North Florida (everything roughly north of Orlando)
Kentucky (minus the Cincinnati suburbs, and including the Missouri bootheel)
South Virginia (everything south of Fredricksburg, including the Shenandoah Valley and parts of West Virgnia)

The American South

October 20th, 2012
10:07 pm

Richmond and Virginia Beach are in The American South. Austin is not.


October 22nd, 2012
1:54 am

@The American South: Your geography is a bit flawed. Why do you get to draw a line through Fredericksburg and then declare the top 3rd of Virginia “North”? Because of it’s proximity to Washington, DC? Maryland was a slave state, and considered joining the Confederacy, but realized that between between DC and the North would put them on the front edge of many battles. Also, they were able to maintain slavery for a while longer — the Emancipation Proclamation was aimed at only slaves in the Confederate states NOT the North. Kentucky was a slave state, but 75% of it’s soldiers fought for the Union Army. Missouri was, too, with soldiers fighting about half-and-half. Slavery wasn’t abolished throughout the entire country until the 13th Amendment, in December of 1865.

The American South

October 23rd, 2012
2:56 pm

What I say/listed is final and correct. There is nothing flawed.

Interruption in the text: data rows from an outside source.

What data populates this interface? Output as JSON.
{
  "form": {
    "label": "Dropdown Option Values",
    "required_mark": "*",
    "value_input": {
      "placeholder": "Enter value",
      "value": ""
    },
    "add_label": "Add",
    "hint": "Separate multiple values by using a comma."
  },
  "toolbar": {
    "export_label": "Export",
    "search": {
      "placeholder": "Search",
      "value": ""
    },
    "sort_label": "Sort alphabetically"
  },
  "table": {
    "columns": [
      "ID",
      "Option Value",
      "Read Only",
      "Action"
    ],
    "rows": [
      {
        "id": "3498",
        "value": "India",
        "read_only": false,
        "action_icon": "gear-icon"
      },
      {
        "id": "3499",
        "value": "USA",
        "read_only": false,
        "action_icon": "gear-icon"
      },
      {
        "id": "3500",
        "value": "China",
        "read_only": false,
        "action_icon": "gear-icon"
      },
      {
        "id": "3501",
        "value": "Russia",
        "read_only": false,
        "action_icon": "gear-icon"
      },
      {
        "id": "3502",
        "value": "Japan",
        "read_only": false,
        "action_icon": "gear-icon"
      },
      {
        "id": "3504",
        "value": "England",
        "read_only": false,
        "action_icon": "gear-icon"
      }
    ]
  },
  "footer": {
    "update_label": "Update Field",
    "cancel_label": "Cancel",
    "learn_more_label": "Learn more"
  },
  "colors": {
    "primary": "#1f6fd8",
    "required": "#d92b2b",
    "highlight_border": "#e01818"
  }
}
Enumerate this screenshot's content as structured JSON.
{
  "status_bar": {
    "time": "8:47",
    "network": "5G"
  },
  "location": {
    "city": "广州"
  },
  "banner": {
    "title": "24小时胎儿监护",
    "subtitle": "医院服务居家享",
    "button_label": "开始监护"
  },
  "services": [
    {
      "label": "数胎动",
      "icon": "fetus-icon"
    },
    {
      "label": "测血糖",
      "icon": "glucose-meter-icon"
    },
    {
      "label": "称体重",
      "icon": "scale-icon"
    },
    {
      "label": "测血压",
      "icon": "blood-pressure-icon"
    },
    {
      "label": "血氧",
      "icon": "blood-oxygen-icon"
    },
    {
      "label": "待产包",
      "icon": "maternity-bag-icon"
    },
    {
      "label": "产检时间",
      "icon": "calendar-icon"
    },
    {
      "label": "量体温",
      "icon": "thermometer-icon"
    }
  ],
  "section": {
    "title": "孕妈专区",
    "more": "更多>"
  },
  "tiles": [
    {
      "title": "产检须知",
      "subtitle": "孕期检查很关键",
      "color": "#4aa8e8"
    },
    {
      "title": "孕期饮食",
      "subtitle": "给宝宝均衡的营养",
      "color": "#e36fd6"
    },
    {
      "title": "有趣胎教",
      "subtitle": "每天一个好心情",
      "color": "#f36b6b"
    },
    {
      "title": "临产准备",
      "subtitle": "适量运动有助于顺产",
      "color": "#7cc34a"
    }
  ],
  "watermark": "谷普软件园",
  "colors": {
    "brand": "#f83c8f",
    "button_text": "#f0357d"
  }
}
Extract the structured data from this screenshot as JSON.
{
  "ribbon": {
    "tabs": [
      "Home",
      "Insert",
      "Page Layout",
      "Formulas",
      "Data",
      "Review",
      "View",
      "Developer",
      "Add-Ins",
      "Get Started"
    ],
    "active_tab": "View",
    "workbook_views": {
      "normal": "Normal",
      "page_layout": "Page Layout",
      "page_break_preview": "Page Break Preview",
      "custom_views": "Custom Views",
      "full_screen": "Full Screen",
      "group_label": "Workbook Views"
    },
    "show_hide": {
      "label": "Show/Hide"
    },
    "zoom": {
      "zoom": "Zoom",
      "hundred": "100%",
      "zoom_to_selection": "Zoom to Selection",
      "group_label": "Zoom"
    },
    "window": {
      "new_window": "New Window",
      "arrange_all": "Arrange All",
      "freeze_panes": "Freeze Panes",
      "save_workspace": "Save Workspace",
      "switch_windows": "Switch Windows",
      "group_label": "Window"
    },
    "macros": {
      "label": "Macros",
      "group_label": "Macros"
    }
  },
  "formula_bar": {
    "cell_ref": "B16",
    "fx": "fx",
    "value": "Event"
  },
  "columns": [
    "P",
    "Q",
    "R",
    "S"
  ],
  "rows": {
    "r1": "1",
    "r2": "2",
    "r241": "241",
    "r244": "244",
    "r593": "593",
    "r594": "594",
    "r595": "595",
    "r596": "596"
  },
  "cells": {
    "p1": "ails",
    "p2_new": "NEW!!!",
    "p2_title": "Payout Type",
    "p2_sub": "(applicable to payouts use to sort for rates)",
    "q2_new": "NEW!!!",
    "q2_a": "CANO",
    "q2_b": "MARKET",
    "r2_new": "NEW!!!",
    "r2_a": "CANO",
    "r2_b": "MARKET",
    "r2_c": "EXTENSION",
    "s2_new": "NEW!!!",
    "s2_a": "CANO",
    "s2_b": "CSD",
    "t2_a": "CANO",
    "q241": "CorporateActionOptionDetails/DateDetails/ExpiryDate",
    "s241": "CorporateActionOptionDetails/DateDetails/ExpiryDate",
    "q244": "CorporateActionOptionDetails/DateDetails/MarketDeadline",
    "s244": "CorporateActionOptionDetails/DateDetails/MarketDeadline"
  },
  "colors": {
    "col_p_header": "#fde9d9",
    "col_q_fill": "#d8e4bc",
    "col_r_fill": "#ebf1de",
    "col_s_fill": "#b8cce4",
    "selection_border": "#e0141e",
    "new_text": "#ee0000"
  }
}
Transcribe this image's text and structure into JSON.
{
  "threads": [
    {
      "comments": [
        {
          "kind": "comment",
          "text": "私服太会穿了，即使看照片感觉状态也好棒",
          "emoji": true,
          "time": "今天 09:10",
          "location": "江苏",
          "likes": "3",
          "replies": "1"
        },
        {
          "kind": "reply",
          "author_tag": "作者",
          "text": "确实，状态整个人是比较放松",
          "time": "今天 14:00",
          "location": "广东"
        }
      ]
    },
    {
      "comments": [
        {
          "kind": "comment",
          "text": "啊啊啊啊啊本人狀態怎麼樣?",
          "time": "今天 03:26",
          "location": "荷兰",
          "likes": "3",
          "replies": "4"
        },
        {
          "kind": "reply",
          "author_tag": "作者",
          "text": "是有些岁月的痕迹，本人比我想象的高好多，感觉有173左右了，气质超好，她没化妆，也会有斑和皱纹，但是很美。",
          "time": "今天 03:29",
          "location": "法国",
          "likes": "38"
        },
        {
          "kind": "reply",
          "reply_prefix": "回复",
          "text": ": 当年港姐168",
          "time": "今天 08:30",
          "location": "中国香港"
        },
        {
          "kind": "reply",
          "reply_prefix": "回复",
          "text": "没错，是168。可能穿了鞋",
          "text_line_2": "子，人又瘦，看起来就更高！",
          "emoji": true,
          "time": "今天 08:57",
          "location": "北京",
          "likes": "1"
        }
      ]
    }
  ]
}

The true American South is based on culture, history, modern-history, and geography.